● **To do**
The lines to copy from the data below are those that hold the string "Device".
┌─ Data for review
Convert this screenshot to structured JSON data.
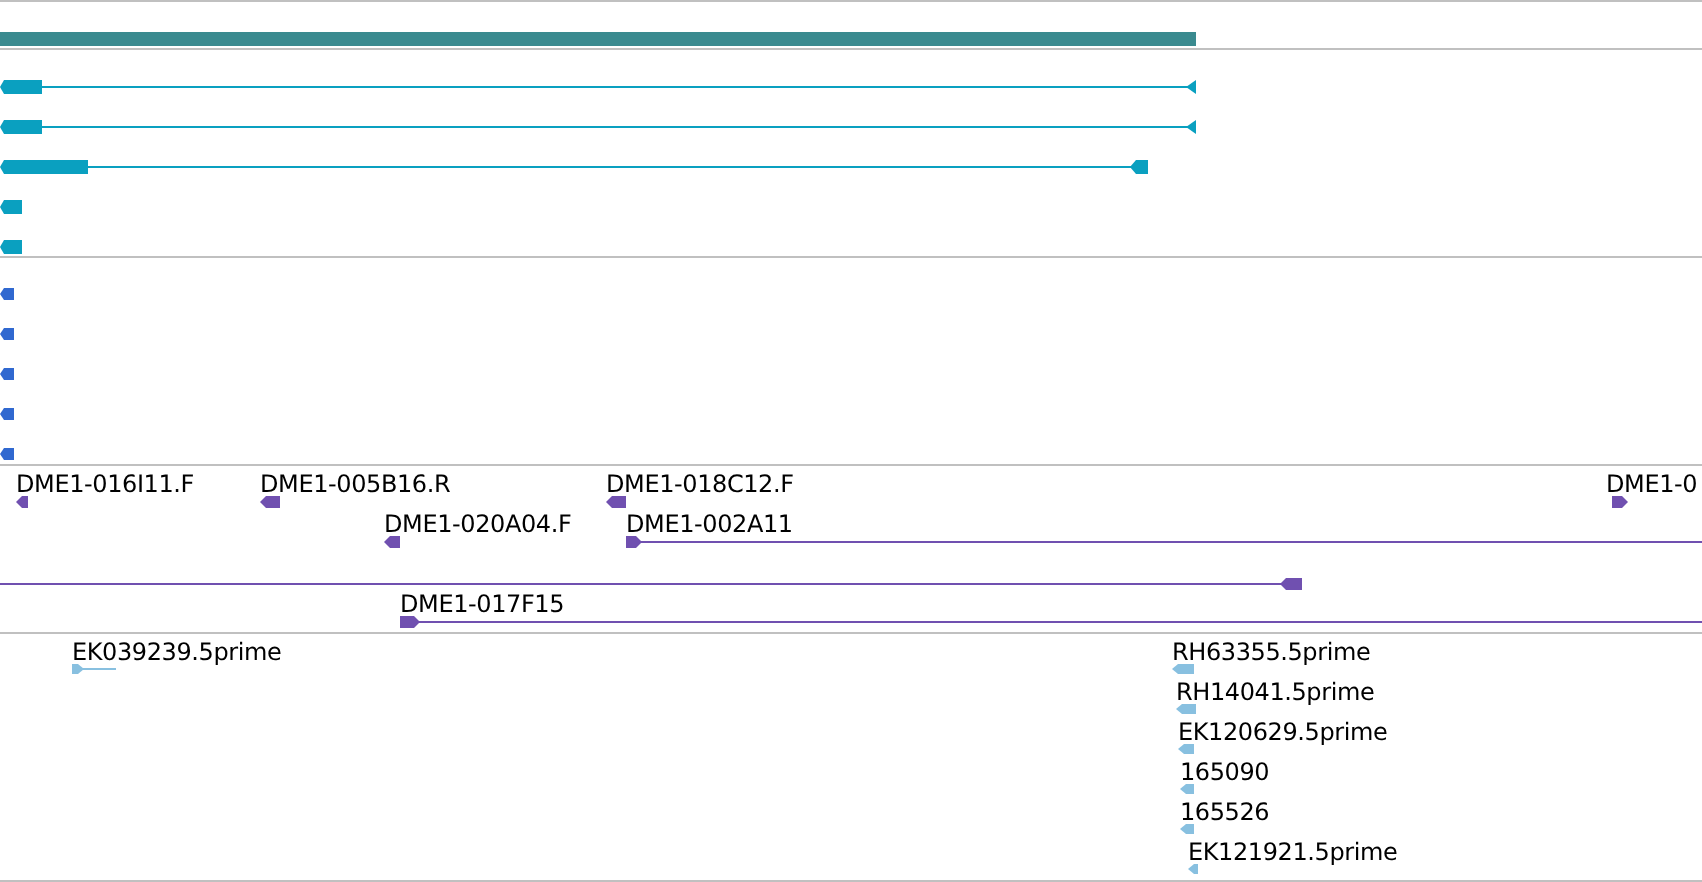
{
  "tracks": [
    {
      "kind": "bar"
    },
    {
      "kind": "transcripts"
    },
    {
      "kind": "blocks"
    },
    {
      "kind": "clones",
      "features": [
        {
          "label": "DME1-016I11.F",
          "reverse": true
        },
        {
          "label": "DME1-005B16.R",
          "reverse": true
        },
        {
          "label": "DME1-018C12.F",
          "reverse": true
        },
        {
          "label": "DME1-0",
          "reverse": false
        },
        {
          "label": "DME1-020A04.F",
          "reverse": true
        },
        {
          "label": "DME1-002A11",
          "reverse": false
        },
        {
          "label": "DME1-017F15",
          "reverse": false
        }
      ]
    },
    {
      "kind": "ests",
      "features": [
        {
          "label": "EK039239.5prime",
          "reverse": false
        },
        {
          "label": "RH63355.5prime",
          "reverse": true
        },
        {
          "label": "RH14041.5prime",
          "reverse": true
        },
        {
          "label": "EK120629.5prime",
          "reverse": true
        },
        {
          "label": "165090",
          "reverse": true
        },
        {
          "label": "165526",
          "reverse": true
        },
        {
          "label": "EK121921.5prime",
          "reverse": true
        }
      ]
    }
  ]
}
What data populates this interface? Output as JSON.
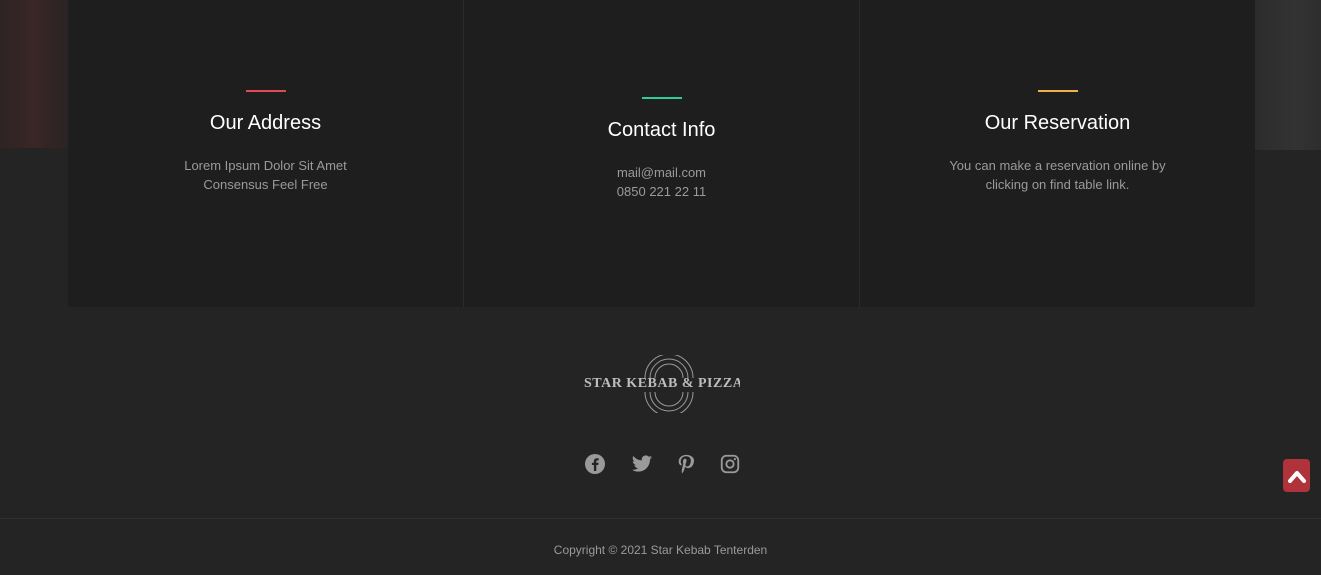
{
  "cards": [
    {
      "title": "Our Address",
      "lines": [
        "Lorem Ipsum Dolor Sit Amet",
        "Consensus Feel Free"
      ],
      "accent": "#e04a55"
    },
    {
      "title": "Contact Info",
      "lines": [
        "mail@mail.com",
        "0850 221 22 11"
      ],
      "accent": "#2ecc9a"
    },
    {
      "title": "Our Reservation",
      "lines": [
        "You can make a reservation online by",
        "clicking on find table link."
      ],
      "accent": "#f0b14a"
    }
  ],
  "logo": {
    "text": "STAR KEBAB & PIZZA",
    "icon": "circles-logo-icon"
  },
  "social": [
    {
      "name": "facebook-icon"
    },
    {
      "name": "twitter-icon"
    },
    {
      "name": "pinterest-icon"
    },
    {
      "name": "instagram-icon"
    }
  ],
  "footer": {
    "copyright": "Copyright © 2021 Star Kebab Tenterden"
  },
  "scroll_top": {
    "icon": "chevron-up-icon",
    "color": "#b0323a"
  }
}
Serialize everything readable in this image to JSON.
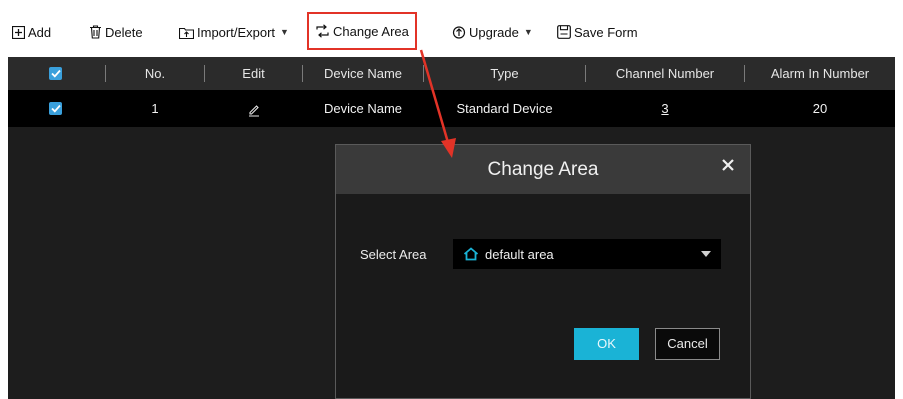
{
  "toolbar": {
    "add_label": "Add",
    "delete_label": "Delete",
    "import_export_label": "Import/Export",
    "change_area_label": "Change Area",
    "upgrade_label": "Upgrade",
    "save_form_label": "Save Form"
  },
  "table": {
    "columns": [
      "No.",
      "Edit",
      "Device Name",
      "Type",
      "Channel Number",
      "Alarm In Number"
    ],
    "rows": [
      {
        "no": "1",
        "device_name": "Device Name",
        "type": "Standard Device",
        "channel_number": "3",
        "alarm_in_number": "20"
      }
    ]
  },
  "dialog": {
    "title": "Change Area",
    "select_label": "Select Area",
    "selected_area": "default area",
    "ok_label": "OK",
    "cancel_label": "Cancel"
  },
  "colors": {
    "accent": "#1ab3d6",
    "checkbox": "#3aa0dc",
    "highlight": "#e23327"
  },
  "icons": [
    "add-icon",
    "delete-icon",
    "import-export-icon",
    "change-area-icon",
    "upgrade-icon",
    "save-form-icon",
    "edit-icon",
    "home-icon",
    "close-icon",
    "checkmark-icon"
  ]
}
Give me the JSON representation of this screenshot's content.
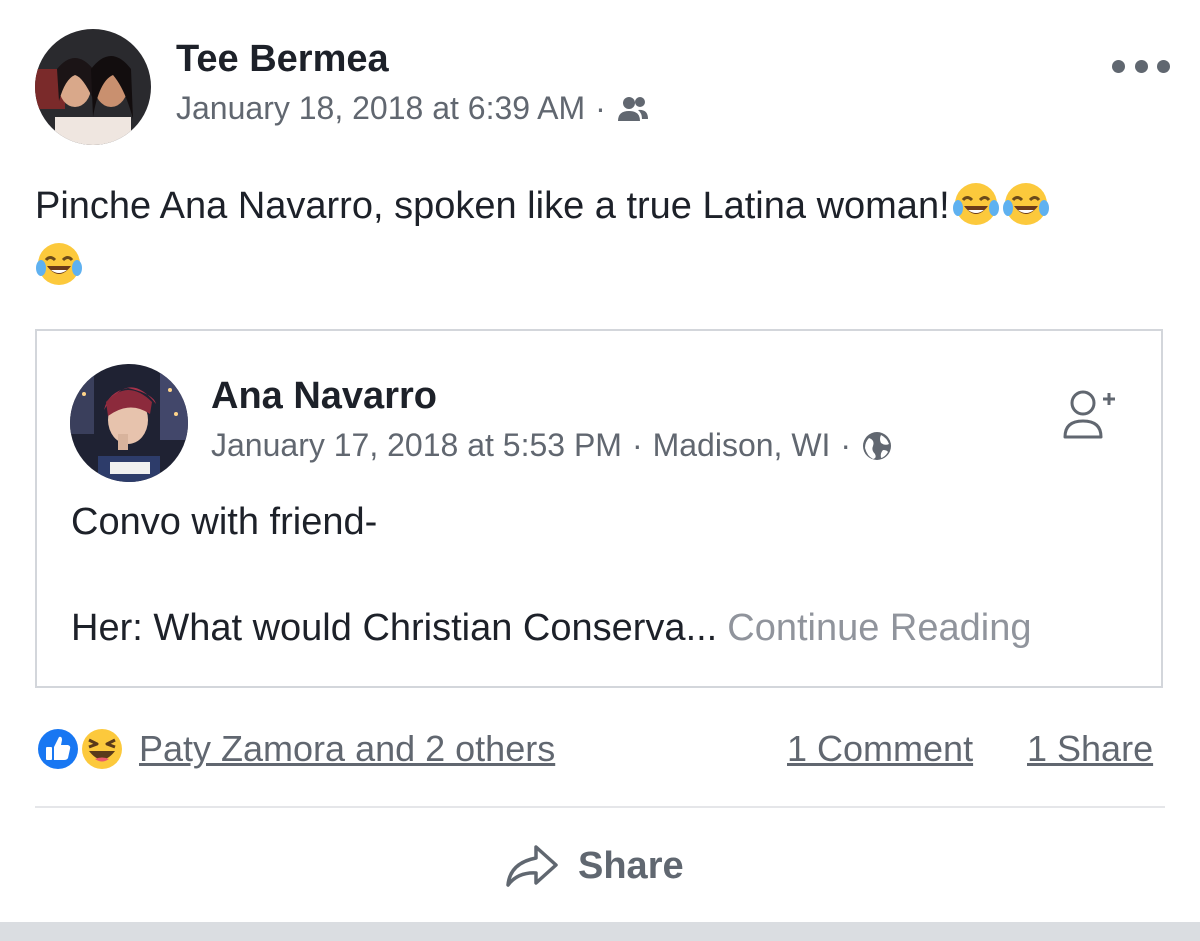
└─
● **Task output**
      "Device Name",
        "device_name": "Device Name",
        "type": "Standard Device",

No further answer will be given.